Unitary Patents, like regular European patents, are based on the European Patent Convention (EPC) and will be processed and granted in accordance with the rules and procedures of the EPC. However, they will not replace the regular European patents or national patents but provide for an additional option to the users of the patent system.


The Unitary Patent scheme will offer several additional benefits to inventors:

  • Patent owners will file a simple request with the European Patent Office immediately after the grant of their European patent. The EPO will act as a one-stop shop and free of charge for the examination of the request and the registration of the Unitary Patent.
  • Instead of validating their patent and executing fee payments in several member states each with their own requirements, deadlines and currencies, holders of Unitary patents will be able to validate and maintain their Unitary Patents by only paying a single fee in euros to the EPO.

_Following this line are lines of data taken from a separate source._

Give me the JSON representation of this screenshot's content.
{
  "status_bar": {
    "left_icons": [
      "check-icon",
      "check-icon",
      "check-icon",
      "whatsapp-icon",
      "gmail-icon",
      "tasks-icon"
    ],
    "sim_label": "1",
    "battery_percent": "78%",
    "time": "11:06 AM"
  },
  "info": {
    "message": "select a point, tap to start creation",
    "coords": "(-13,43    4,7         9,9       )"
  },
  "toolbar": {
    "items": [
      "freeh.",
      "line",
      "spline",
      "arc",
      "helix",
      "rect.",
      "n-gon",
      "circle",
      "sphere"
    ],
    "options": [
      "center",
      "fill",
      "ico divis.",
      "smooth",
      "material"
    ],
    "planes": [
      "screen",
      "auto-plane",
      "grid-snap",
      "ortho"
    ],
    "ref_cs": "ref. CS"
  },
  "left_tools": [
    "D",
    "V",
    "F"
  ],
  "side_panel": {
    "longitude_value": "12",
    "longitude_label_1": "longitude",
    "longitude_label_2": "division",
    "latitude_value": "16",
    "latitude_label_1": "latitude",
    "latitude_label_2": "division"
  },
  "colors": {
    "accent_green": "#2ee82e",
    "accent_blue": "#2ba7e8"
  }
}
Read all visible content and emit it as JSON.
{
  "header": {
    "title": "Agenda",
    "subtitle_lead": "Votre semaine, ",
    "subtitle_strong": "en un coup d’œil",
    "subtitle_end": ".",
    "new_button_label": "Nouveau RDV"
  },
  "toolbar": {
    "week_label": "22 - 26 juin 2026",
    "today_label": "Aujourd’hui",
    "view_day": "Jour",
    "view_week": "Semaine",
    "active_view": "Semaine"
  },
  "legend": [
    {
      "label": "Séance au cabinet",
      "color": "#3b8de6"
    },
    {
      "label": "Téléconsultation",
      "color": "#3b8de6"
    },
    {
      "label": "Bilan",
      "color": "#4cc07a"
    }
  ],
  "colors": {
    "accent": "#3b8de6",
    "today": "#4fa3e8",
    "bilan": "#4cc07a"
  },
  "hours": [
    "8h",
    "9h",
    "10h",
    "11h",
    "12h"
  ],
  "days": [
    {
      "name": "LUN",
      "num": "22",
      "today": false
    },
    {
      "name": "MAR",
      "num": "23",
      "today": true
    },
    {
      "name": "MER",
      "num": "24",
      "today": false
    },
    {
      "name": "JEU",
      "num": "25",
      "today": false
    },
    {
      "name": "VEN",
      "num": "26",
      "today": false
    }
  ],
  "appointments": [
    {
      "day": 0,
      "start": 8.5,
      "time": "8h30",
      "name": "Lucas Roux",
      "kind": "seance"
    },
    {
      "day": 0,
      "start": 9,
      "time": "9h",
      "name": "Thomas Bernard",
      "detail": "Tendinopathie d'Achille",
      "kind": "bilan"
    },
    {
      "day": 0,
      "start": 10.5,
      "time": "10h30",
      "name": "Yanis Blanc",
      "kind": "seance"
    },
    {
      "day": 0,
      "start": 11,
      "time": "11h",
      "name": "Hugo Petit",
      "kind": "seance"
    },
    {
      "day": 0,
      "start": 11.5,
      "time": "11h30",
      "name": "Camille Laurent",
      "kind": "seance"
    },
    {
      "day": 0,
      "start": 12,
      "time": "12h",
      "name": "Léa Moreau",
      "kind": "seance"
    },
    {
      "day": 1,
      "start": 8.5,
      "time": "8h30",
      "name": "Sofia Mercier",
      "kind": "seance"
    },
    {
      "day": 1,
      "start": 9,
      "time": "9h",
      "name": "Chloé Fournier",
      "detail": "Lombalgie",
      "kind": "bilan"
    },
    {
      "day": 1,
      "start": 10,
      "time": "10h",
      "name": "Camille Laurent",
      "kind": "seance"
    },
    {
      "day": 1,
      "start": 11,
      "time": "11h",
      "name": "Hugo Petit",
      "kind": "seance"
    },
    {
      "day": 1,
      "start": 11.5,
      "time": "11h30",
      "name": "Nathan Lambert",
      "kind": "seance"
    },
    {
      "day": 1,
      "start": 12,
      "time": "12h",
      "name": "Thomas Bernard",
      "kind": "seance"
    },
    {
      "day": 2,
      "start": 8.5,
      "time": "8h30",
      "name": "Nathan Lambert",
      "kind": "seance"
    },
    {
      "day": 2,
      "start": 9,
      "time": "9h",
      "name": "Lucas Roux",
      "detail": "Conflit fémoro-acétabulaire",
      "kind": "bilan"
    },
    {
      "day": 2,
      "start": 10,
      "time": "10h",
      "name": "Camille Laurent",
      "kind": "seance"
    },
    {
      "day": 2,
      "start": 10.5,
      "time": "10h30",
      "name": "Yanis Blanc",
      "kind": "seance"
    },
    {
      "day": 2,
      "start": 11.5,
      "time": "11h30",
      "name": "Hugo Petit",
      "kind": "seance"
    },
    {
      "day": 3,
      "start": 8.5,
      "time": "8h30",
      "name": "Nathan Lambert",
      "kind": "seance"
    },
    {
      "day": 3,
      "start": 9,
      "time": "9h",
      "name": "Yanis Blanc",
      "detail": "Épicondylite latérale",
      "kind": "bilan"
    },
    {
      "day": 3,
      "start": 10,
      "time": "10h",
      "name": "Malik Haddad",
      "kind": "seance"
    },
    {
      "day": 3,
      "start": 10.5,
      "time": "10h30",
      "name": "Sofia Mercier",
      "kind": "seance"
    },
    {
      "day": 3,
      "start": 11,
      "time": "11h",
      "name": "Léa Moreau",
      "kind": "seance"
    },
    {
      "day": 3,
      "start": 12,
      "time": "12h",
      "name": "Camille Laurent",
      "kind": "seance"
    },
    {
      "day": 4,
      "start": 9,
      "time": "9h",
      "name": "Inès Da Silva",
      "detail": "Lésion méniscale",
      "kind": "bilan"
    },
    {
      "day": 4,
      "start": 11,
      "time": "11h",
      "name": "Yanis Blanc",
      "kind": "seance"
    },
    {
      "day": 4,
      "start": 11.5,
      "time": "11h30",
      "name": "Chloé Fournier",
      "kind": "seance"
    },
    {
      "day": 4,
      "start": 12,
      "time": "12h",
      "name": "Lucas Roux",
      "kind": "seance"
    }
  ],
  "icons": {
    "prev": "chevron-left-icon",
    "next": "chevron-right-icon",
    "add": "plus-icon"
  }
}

Cost reductions will be significant, too: the cost of annual renewal fees for a Unitary Patent covering all 17 participating EU Member States will be equivalent to the renewal fees for a European patent in four leading countries and be lower than EUR 5,000 for the first 10 years. Smaller businesses and start-ups are expected to particularly benefit from the procedural simplifications and enjoy even further cost reductions the new system offers.

The Unified Patent Court (UPC) which is based on the Agreement on a Unified Patent Court (UPCA) will be the first European civil court. It will act as a centralized body for patent litigation in Europe and will have jurisdiction inter alia in revocation and infringement actions related to both regular European patents and Unitary Patents. Its jurisprudence will generate a harmonised body of case law in Europe that will significantly enhance legal certainty and transparency of the patent system, benefitting both innovators and the public at large.


The UPCA, among other things also governs access to patented plant material for further breeding. Like national patent laws in several EPO member states — such as France, Germany, the Netherlands, and Switzerland — the agreement contains a breeders’ exemption as it clarifies that patented plant material may still be freely used for the purpose of breeding, and for discovering and developing new plant varieties. According to this provision, only the commercialisation of any newly bred variety containing the patented trait will be covered by the patent. The breeders’ exemption will apply to Unitary Patents, as well as to all regular European patents which take effect in the countries bound by the UPCA.

The Members States marked in dark blue will join the UP system on 1 June 2023. They are Austria, Belgium, Bulgaria, Denmark, Estonia, Finland, France, Germany, Italy, Latvia, Lithuania, Luxembourg, Malta, the Netherlands, Portugal, Slovenia, and Sweden.


Most importantly, the Unitary Patent system is set to encourage and boost innovation and to foster Europe as the innovation hub worldwide. The 25 EU Member States which are expected to participate in the system are estimated to have a combined GDP of more than 14 trillion euros (corresponding to 80 per cent of the entire EU’s GDP) and incorporate a population of nearly 400 million people — more than the U.S., Canada and Australia combined. According to the Global Innovation Index’s latest rankings, Europe, which is home to less than 10 per cent (9.78 per cent) of the world population, now has the largest number of innovation-leading nations of any region, with 15 countries out of the top 25 countries worldwide. Europe is also home to more than a third of the world’s emerging start-up ecosystems.

Where on the Web: To learn more about the Unitary Patent system, visit: